Widgets Magazine

Row houses extend unofficial staffing offers despite ResEd’s disapproval

Houses on the Row often give unofficial staffing offers despite ResEd’s prohibiting it (ZOE SAYLER/The Stanford Daily).

Official staffing offers for all Stanford residences were released last Friday. As is tradition, many prospective staff members for co-ops and self-ops heard much earlier from houses if they were due to receive positions. But this year, Synergy announced in an op-ed in The Daily that it would not be releasing unofficial decisions, sparking a discourse on the longtime process of extending informal staffing offers.

The Office of Residential Education (ResEd) explicitly prohibits unofficial offers of any kind as they “negatively impact the integrity of the process and the strength of the Row Program,” according to an email sent by ResEd to current staff members on the Row. However, unofficial offers still remain the dominant way to release decisions among Row houses, according to students familiar with the process.

Applicants, current staff members and next year’s staffers alike see both pros and cons in this process of unofficial staff offers. Joshua Seawell ’18, who applied to Xanadu this year, felt that the system has advantages.

“The unofficial decisions allow people to find out the verdict as quickly as possible and move on with their lives accordingly, rather than endure the longer waiting time through the official ResEd system,” Seawell said. “Moreover, it feels more personal to hear directly from the house staff instead of a more bureaucratic authority.”

However, many applicants and staff members alike were concerned about the impact of unofficial offers on the “double-matching” process, in which houses rank their applicants in order of preference and the applicants, in turn, do the same for the houses. An algorithm then releases positions based on how good a “fit” an applicant is for a given house. In other words, parties will match if they both rank each other highly.

Unofficial acceptances are often contingent; houses are willing to rank an applicant well only if the applicant commits to the house beforehand. Such a contract was extended by a Row house to an anonymous junior, who was given 48 hours to accept the offer. The offer required that the student rank the house as his first preference; if he rejected it, the dorm would call the next-best applicant in its pool to extend a similar proposal.

Houses such as Synergy oppose the unofficial offer system, as community members believe that it “compromises” the double-matching process.

“We want applicants to select Synergy on their own accord, and not because we’ve ranked them well, in order to keep the double-matching as objective as possible,” said Calum You ’17, a current Resident Assistant (RA) at Synergy. “In this regard, unofficial offers can really interfere with the match system.”

Some applicants also worry that nepotism often seeps into the appointments of staff members.
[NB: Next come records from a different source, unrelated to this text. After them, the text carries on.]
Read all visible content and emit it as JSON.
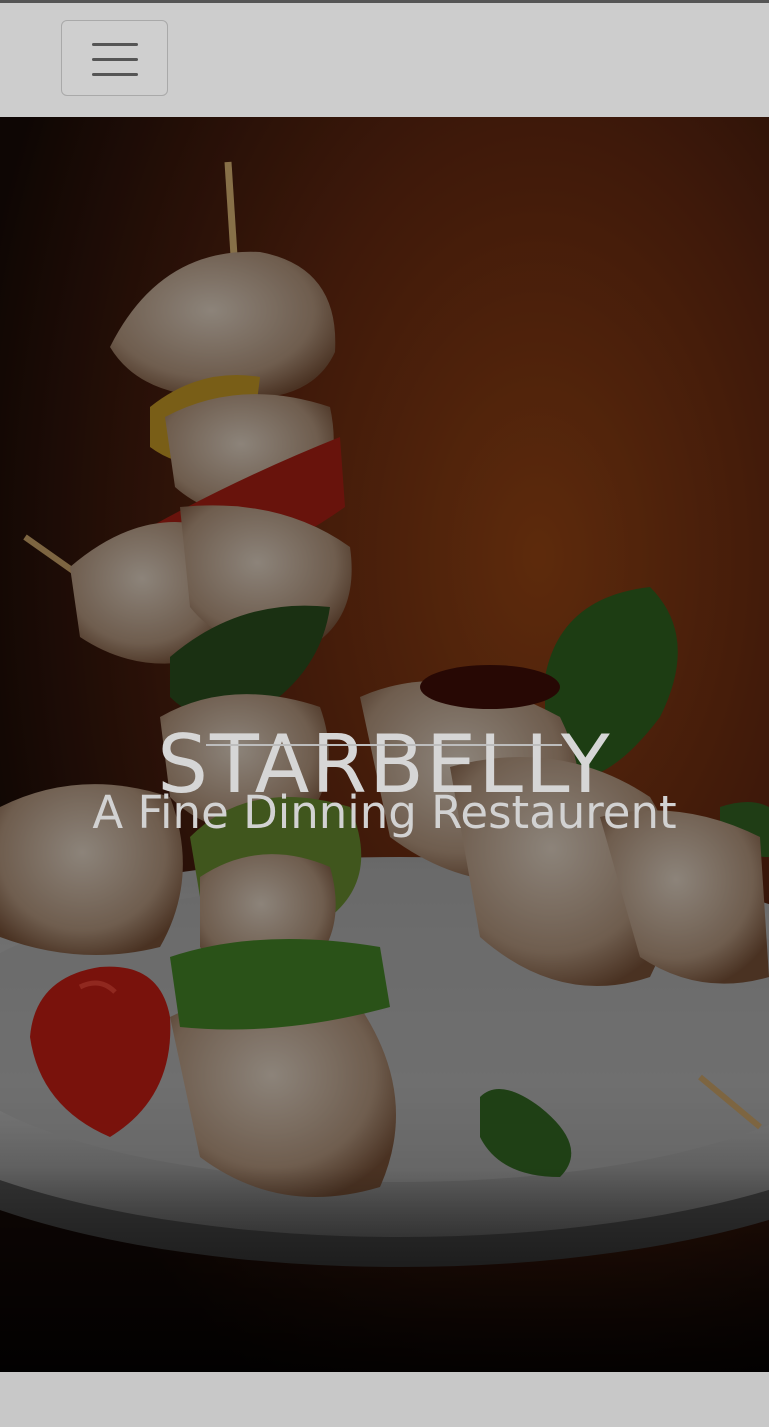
{
  "navbar": {
    "menu_icon": "hamburger-menu-icon"
  },
  "hero": {
    "title": "STARBELLY",
    "subtitle": "A Fine Dinning Restaurent",
    "image": "chicken-kebab-skewer-photo"
  },
  "colors": {
    "navbar_bg": "#cdcdcd",
    "hero_text": "#d6d6d6",
    "hero_bg_warm": "#6b2f10"
  }
}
Two juniors who wished to remain anonymous and who both participated in the current applicant pools criticized the selection process as favoring students’ friends rather than being meritocratic. One junior called out Greek houses in particular for exercising this sort of partiality. Both students also drew a potential parallel between unofficial offers and nepotism in staff selection.

Despite the emails warning staff against extending informal decisions, ResEd’s practical stance on the issue remains somewhat ambiguous.
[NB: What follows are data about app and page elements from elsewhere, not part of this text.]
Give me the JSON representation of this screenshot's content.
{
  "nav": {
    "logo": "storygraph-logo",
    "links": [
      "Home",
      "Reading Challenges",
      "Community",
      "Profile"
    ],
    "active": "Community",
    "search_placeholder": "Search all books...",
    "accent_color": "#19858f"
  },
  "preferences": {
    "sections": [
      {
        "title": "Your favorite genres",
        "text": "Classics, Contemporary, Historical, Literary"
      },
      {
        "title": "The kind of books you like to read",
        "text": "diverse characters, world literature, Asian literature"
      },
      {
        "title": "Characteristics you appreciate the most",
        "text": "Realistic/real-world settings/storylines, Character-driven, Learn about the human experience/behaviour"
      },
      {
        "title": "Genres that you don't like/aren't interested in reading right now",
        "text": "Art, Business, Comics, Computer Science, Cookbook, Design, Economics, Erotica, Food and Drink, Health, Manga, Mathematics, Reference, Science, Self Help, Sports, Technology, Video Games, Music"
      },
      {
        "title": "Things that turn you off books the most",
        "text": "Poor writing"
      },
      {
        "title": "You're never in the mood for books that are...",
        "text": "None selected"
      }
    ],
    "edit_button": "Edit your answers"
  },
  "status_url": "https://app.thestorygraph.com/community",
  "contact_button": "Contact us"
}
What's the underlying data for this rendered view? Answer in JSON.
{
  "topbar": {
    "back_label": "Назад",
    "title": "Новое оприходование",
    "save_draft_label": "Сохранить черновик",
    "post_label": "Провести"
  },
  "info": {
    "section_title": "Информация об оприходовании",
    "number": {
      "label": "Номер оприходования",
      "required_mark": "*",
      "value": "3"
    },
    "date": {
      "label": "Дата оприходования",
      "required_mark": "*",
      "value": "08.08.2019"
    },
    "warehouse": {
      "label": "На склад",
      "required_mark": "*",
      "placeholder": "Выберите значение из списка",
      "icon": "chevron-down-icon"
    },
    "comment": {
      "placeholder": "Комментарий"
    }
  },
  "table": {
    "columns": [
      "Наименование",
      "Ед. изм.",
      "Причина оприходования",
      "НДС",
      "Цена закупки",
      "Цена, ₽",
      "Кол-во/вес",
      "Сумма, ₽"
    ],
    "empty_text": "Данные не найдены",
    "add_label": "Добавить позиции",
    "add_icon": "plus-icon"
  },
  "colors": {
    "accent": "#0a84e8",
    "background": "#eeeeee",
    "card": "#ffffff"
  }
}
“ResEd is aware that Row houses extend unofficial offers,” You explained. “The most that they can do is give stern warnings to the staff about releasing decisions unofficially. However, the stricter ResEd gets about it, the more the autonomy … gets undermined.”

 

Contact Surbhi Sachdeva at surbhi3 ‘at’ stanford.edu.